Film: Dying, But Not Dead…Yet

Simon McCamus 4x5 Portrait II

I love film. I hate film. I love film. I hate film. I spend hours of my time and hundreds of my dollars on film. I wait weeks, or often months, between the shot and the final developed image. I never know if I have the shot: the subject is gone and there are no re-takes. Dust and poor lab work means time retouching the negative to make it clean enough for modern digital eyes and expectations. Most people say that they cannot see the difference…but almost all of them prefer the images taken with a film camera. Film is the woman you love more than you ever thought possible; she is the woman who tosses your heart around like a rag doll.

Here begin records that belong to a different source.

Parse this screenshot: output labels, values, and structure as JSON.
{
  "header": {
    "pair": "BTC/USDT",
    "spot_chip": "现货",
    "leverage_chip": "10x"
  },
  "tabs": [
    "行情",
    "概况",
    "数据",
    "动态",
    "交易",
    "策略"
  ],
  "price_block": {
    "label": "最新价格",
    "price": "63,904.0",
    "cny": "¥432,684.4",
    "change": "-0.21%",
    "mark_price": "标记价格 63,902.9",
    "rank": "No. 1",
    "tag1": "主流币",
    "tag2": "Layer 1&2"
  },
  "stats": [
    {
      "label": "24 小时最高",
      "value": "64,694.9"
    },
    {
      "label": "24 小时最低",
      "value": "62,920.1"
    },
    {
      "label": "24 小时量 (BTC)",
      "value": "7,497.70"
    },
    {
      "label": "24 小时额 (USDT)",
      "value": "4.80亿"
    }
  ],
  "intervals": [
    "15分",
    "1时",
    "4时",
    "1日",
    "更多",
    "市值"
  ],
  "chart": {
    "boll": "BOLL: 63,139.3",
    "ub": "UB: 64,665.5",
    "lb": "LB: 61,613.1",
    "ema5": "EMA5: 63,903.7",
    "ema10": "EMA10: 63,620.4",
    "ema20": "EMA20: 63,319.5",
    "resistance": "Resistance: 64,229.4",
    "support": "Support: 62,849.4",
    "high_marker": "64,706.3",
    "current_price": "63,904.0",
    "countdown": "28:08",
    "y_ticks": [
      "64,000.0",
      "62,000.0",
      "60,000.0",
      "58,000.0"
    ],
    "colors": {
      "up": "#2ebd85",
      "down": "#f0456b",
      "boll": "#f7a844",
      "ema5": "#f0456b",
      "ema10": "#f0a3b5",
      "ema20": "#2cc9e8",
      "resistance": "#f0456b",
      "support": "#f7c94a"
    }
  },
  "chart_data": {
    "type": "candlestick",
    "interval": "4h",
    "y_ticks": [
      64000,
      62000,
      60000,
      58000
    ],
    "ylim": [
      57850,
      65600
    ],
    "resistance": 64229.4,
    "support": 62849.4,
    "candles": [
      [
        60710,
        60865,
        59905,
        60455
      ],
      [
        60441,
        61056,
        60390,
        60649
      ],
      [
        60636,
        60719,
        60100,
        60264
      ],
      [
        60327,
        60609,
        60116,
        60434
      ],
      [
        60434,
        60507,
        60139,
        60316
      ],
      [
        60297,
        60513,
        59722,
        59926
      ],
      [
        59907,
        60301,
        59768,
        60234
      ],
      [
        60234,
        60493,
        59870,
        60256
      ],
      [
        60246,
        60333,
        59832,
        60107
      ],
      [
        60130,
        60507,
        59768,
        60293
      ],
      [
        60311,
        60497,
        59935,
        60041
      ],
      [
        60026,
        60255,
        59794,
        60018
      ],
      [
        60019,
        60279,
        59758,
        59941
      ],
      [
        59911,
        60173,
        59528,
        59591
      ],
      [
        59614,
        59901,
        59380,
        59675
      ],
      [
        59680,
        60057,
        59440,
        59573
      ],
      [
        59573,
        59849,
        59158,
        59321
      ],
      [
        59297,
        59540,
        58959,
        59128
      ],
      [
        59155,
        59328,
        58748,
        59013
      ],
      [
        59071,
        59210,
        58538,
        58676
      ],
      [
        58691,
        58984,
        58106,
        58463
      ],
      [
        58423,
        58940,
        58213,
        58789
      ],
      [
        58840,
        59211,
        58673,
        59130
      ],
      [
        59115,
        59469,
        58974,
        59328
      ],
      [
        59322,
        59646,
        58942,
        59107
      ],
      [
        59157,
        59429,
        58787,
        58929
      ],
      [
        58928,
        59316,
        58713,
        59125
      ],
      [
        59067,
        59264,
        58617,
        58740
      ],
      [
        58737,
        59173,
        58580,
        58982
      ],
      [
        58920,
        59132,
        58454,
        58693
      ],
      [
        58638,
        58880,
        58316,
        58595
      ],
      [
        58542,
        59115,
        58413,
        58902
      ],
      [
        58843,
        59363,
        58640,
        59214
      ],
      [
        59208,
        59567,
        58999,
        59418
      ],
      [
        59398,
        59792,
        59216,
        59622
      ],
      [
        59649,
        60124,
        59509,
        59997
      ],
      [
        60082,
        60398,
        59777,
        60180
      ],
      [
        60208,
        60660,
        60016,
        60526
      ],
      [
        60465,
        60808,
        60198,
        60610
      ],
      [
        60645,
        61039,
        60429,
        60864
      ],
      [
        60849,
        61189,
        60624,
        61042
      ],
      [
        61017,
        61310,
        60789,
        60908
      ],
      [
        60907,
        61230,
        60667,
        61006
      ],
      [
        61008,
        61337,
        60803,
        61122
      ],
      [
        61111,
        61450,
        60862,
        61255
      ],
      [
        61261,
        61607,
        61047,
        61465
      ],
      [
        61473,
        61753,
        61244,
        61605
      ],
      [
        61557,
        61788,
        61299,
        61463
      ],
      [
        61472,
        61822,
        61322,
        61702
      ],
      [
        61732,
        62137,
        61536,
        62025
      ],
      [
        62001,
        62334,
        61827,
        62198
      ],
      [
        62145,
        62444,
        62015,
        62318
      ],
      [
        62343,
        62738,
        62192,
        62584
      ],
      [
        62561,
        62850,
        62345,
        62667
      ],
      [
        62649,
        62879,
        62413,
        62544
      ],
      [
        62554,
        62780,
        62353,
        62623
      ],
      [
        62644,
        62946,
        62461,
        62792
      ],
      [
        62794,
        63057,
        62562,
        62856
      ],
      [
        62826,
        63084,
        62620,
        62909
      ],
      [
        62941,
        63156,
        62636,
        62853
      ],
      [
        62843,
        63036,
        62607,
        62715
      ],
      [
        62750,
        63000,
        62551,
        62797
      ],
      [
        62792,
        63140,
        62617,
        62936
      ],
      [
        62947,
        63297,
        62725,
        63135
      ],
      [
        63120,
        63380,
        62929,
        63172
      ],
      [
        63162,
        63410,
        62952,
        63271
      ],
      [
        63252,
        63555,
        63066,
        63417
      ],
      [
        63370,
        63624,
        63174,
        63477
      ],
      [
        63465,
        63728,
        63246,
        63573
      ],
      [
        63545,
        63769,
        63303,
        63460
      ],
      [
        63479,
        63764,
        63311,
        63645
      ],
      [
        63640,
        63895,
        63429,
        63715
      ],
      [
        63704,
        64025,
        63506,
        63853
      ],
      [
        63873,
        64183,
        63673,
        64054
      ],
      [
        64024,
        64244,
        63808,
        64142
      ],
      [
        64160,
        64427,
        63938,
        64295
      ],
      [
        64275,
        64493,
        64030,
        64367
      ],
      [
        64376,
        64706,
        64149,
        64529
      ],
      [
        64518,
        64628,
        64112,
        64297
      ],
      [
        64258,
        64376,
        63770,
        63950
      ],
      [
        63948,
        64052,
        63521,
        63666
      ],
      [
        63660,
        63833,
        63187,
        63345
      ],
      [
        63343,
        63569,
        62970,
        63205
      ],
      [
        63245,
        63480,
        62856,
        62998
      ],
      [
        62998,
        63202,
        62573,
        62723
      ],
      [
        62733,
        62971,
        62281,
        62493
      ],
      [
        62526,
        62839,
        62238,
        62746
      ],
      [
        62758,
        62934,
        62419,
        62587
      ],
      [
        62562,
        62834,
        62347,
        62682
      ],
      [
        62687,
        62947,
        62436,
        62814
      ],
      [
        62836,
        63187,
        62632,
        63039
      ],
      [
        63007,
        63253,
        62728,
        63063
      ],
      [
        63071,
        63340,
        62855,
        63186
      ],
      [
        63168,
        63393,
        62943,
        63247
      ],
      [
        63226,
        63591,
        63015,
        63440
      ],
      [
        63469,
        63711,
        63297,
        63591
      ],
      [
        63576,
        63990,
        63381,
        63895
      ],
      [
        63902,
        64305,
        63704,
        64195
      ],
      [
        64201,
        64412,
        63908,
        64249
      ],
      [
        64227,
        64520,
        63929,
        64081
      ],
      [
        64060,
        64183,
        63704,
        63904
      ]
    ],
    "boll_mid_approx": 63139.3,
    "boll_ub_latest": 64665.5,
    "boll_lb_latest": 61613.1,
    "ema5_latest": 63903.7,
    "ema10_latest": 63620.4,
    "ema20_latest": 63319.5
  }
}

Last weekend I spent two hours with Simon McCamus, a budding Toronto comedian. Our goal was to capture a few headshots for his artist portfolio. The deal was that I was not going to charge him because I value his art and his commitment to comedy. The benefit of being well-paid for the commercial work is that my personal work can be done as I see fit and without compensation beyond the pleasure of the work. My normal fee, $500, was waived, and we were under no pressure to produce anything other than what we did.

Simon McCamus 4x5 PortraitFor the session I wanted to shoot digital, 6x6cm film and 4×5 inch film. The digital is the money shot, the medium format is the back up, and the large format…well, that is the art. One of my artistic goals this year is to shoot ten portraits with the 4×5 film of artists who are still working to learn and practice their craft. Simon was a perfect candidate.

4×5 film is a bitch to shoot. I have to focus upside down and backwards, without a loupe for magnification, and then demand that my subject not move an inch while I push in a film holder and pull the slide. Given that the last time I shot with the Linhof was March of last year, my film holders were half empty and unorganized. I ended up having to rush to the bathroom, load 5 sheets in the pitch blackness and rush back out to capture the final four shots of the session [I loaded one backwards]. My only hope was to get one great shot; I did.  Total cost: $40 for 4 shots.Simon Mc IV BW

With digital I can take 300 exposures and eventually get a solid shot, but film is a stranger beast. For the digital shots I used my Canon EOS 1DmkIII with a 50mm f.1.2 lens for the colour shot and with a Hasselblad 150mm CFi lens for the black and white. The first thing to notice is how different lenses compress or expand Simon’s face through the series. I feel like this focal length compression plagues most portraits as people feel they should look a certain way which often contrasts how the photographer sees the best sides of the subject.

Simon Mc II

In the end…I prefer the 4×5 film. I suspect that Simon will prefer the colour 50mm f.1.2 shot because it is what his eyes see on a daily basis. Still, how often does a person get to have a photograph taken on them on a forgotten media with German lenses and a large format camera made in West Germany in the 1960s? The challenge for my work in film is now to ensure that I have film stock and a lab that will develop the final negatives. I can keep my scanner running and Photoshop keeps getting better in terms of cleaning up the first scan, but I would surrender if I found myself need to develop sheets in a non-existent dark room.

I might mention that I have to admit that I much prefer the wonky Rapax lens made in America over the Schneider Kreuznach 210mm. The Schneider is sharper and more perfect, but the Rapax [which cost me $100] produces a more mysterious photograph due to its lack of focus and shallow depth of focus at f.4.5.